■ Goal of the exercise:
Return every line from the listing where the word "people" occurs.

————————

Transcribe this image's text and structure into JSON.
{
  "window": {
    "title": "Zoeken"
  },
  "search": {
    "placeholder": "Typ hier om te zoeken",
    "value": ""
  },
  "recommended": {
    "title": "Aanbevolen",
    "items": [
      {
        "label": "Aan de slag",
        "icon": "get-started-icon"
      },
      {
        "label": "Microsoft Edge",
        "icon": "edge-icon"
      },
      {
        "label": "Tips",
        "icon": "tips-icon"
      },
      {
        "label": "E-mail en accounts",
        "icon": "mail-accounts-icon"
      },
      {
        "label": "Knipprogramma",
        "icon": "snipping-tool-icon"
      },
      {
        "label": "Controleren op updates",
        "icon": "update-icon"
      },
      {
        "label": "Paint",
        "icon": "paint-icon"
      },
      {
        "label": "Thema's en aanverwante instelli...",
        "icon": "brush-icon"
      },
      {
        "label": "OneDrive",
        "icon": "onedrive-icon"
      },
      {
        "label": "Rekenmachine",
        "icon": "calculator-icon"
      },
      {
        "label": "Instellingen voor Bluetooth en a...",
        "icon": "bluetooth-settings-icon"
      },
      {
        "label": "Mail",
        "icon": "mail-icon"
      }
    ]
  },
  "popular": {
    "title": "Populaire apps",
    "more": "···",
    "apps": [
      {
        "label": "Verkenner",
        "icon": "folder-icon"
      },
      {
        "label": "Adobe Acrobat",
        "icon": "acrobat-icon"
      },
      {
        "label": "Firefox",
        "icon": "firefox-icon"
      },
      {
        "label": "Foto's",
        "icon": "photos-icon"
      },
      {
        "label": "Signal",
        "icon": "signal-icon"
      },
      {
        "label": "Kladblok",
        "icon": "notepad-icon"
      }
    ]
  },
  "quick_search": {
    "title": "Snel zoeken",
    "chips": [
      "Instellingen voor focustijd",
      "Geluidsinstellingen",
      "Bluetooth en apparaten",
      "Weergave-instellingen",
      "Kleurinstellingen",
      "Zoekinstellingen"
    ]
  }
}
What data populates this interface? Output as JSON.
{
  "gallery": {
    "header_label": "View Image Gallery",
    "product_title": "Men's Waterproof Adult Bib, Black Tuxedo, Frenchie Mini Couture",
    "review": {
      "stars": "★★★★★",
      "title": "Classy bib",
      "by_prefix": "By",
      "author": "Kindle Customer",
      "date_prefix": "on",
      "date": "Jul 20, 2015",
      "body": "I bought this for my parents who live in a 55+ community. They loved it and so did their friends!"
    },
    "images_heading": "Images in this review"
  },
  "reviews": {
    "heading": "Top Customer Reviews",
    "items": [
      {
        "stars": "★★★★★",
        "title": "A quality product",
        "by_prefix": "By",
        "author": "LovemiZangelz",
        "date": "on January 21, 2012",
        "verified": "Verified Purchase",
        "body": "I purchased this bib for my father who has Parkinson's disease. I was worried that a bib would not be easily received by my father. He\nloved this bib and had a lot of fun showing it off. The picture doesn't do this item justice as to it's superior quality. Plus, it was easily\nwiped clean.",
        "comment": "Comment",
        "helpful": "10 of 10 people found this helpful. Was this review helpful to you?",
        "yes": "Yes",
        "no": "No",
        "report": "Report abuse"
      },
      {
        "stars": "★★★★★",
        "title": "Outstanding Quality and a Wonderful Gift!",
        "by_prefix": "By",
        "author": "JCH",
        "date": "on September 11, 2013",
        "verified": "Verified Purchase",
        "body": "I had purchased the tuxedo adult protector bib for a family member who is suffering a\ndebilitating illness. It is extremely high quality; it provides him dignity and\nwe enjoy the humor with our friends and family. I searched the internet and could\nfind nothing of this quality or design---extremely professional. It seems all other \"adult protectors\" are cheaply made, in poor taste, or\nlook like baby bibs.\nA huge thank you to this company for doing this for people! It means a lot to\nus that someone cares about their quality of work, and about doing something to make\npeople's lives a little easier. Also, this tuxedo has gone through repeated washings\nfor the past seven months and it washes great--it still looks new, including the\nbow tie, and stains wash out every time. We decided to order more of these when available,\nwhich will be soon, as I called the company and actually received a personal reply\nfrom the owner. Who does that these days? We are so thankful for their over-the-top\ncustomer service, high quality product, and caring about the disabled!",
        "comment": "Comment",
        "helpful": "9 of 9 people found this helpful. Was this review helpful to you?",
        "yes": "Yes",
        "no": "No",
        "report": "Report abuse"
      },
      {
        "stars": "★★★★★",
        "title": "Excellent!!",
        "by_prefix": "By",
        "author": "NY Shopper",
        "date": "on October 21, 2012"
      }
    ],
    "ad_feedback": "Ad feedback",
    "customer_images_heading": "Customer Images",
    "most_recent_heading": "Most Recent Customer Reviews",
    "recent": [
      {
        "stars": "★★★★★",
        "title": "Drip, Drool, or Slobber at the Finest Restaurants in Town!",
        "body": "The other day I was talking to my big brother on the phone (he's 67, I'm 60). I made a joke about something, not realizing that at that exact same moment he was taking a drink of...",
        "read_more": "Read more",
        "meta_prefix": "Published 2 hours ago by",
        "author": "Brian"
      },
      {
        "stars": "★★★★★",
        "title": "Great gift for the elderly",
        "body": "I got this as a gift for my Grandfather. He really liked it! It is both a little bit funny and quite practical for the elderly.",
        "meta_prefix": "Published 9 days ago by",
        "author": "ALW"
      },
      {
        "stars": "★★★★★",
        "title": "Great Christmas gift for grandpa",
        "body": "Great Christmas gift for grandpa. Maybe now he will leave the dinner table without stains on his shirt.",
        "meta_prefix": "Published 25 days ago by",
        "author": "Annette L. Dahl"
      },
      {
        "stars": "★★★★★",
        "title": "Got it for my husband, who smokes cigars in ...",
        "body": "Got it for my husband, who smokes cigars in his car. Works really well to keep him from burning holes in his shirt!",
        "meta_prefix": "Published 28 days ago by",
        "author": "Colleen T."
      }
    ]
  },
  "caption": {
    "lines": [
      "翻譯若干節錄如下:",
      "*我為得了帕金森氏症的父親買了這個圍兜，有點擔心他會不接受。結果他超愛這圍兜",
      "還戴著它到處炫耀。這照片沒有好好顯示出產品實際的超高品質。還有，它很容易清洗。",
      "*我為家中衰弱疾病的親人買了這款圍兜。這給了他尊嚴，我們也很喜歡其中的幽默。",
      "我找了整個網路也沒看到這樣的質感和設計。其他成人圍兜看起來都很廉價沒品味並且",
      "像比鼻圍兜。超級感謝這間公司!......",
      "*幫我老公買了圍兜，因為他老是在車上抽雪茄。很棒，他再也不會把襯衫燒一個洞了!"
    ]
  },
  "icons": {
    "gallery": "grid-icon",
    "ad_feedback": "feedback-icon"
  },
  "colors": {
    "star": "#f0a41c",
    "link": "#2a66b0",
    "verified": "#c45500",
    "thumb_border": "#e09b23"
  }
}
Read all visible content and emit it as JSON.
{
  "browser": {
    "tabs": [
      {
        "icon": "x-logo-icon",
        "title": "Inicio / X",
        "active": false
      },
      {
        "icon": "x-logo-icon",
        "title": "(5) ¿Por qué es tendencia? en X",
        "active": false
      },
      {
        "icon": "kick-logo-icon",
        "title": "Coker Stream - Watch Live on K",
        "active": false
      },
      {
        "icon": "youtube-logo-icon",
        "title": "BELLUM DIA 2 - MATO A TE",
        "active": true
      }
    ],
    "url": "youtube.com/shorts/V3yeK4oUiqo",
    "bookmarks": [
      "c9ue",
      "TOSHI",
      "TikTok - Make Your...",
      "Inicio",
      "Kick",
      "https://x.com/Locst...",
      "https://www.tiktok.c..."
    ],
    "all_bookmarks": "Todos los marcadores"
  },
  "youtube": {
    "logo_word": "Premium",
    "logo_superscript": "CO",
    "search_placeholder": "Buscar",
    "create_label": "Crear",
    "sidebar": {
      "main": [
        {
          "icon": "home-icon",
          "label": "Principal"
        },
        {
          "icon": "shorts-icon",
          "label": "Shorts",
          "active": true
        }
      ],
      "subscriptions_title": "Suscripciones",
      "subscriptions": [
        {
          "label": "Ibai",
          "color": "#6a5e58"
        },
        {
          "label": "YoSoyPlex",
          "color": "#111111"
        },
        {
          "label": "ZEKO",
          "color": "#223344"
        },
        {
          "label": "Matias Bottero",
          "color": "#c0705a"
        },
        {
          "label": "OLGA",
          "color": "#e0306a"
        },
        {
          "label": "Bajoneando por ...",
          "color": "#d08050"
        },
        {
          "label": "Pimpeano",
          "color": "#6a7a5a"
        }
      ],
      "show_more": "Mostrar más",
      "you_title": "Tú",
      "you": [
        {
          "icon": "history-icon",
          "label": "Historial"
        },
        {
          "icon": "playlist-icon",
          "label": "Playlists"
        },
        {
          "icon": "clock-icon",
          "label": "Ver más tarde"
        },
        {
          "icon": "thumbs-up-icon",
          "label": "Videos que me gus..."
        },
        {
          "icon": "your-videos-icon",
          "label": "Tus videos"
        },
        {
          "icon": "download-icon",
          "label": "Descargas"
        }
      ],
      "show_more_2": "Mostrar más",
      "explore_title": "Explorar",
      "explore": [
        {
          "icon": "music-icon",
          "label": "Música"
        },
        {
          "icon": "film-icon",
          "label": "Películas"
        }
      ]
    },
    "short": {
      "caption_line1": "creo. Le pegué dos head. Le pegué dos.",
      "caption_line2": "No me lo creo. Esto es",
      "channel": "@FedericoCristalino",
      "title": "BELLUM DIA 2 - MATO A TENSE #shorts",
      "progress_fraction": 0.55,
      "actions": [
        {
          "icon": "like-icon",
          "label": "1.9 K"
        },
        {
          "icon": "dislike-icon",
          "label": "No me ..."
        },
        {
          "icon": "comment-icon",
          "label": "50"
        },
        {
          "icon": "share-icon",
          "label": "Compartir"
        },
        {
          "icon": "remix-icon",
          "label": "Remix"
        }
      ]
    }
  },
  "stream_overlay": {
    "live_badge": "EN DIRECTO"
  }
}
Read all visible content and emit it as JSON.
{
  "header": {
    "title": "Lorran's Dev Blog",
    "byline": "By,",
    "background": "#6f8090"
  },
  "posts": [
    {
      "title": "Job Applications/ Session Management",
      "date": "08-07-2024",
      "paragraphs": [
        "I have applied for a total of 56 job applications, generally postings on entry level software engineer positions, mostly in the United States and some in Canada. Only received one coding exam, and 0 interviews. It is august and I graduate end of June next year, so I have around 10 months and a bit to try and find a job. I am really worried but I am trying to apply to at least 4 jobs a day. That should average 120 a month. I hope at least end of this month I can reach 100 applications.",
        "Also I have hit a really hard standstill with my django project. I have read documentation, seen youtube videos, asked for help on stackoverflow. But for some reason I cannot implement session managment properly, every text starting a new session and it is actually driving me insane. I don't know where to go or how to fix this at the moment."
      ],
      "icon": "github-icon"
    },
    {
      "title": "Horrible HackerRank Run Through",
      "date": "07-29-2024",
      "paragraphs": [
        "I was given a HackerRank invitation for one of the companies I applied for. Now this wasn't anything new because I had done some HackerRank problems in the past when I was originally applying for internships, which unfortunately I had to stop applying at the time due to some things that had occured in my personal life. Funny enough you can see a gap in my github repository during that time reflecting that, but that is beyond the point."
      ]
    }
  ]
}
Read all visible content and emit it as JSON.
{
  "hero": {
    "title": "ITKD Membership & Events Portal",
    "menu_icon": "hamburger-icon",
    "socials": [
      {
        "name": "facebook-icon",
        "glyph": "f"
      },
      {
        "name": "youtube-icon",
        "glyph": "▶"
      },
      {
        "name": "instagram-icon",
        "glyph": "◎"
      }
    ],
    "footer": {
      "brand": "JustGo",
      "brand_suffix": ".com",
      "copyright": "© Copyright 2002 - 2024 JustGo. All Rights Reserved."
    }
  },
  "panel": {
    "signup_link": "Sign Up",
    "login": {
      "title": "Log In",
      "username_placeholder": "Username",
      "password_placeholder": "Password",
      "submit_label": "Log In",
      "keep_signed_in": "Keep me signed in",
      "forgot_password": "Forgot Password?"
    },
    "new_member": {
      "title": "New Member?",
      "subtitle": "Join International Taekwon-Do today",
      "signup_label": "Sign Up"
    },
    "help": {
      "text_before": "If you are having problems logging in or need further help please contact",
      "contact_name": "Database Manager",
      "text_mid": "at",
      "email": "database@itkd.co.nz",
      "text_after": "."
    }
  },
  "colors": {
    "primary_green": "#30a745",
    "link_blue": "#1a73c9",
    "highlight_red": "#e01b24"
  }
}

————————

■ Answer for this exercise:
        "helpful": "10 of 10 people found this helpful. Was this review helpful to you?",
        "body": "I had purchased the tuxedo adult protector bib for a family member who is suffering a\ndebilitating illness. It is extremely high quality; it provides him dignity and\nwe enjoy the humor with our friends and family. I searched the internet and could\nfind nothing of this quality or design---extremely professional. It seems all other \"adult protectors\" are cheaply made, in poor taste, or\nlook like baby bibs.\nA huge thank you to this company for doing this for people! It means a lot to\nus that someone cares about their quality of work, and about doing something to make\npeople's lives a little easier. Also, this tuxedo has gone through repeated washings\nfor the past seven months and it washes great--it still looks new, including the\nbow tie, and stains wash out every time. We decided to order more of these when available,\nwhich will be soon, as I called the company and actually received a personal reply\nfrom the owner. Who does that these days? We are so thankful for their over-the-top\ncustomer service, high quality product, and caring about the disabled!",
        "helpful": "9 of 9 people found this helpful. Was this review helpful to you?",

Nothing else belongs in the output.